[WHAT TO WORK ON] Exactly as they appear, output all of the entries.
※ ※ ※
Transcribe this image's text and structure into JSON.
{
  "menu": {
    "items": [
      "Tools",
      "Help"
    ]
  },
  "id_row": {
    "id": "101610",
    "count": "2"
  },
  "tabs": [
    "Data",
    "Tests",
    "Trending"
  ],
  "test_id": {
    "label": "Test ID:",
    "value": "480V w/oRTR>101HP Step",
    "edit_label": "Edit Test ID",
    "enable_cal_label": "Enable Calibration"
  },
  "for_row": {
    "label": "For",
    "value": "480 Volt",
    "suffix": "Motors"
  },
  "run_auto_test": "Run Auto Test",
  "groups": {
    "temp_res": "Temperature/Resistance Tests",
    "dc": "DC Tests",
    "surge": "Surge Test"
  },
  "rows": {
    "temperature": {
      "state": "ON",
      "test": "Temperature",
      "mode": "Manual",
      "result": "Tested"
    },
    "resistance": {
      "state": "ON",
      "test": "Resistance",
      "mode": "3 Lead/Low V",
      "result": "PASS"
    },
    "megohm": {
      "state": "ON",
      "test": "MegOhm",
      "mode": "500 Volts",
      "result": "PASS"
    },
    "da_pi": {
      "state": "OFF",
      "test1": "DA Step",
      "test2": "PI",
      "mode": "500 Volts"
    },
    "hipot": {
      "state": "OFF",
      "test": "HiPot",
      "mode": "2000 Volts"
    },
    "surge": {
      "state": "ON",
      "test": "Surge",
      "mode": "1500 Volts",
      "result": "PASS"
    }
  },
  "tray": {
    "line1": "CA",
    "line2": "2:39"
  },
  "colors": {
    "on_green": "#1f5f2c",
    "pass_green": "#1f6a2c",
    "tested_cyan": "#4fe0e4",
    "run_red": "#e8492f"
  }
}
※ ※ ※
[ANSWER SPACE]
Transcribe this image's text and structure into JSON.
{
  "menu": {
    "items": [
      "Tools",
      "Help"
    ]
  },
  "id_row": {
    "id": "101610",
    "count": "2"
  },
  "tabs": [
    "Data",
    "Tests",
    "Trending"
  ],
  "test_id": {
    "label": "Test ID:",
    "value": "480V w/oRTR>101HP Step",
    "edit_label": "Edit Test ID",
    "enable_cal_label": "Enable Calibration"
  },
  "for_row": {
    "label": "For",
    "value": "480 Volt",
    "suffix": "Motors"
  },
  "run_auto_test": "Run Auto Test",
  "groups": {
    "temp_res": "Temperature/Resistance Tests",
    "dc": "DC Tests",
    "surge": "Surge Test"
  },
  "rows": {
    "temperature": {
      "state": "ON",
      "test": "Temperature",
      "mode": "Manual",
      "result": "Tested"
    },
    "resistance": {
      "state": "ON",
      "test": "Resistance",
      "mode": "3 Lead/Low V",
      "result": "PASS"
    },
    "megohm": {
      "state": "ON",
      "test": "MegOhm",
      "mode": "500 Volts",
      "result": "PASS"
    },
    "da_pi": {
      "state": "OFF",
      "test1": "DA Step",
      "test2": "PI",
      "mode": "500 Volts"
    },
    "hipot": {
      "state": "OFF",
      "test": "HiPot",
      "mode": "2000 Volts"
    },
    "surge": {
      "state": "ON",
      "test": "Surge",
      "mode": "1500 Volts",
      "result": "PASS"
    }
  },
  "tray": {
    "line1": "CA",
    "line2": "2:39"
  },
  "colors": {
    "on_green": "#1f5f2c",
    "pass_green": "#1f6a2c",
    "tested_cyan": "#4fe0e4",
    "run_red": "#e8492f"
  }
}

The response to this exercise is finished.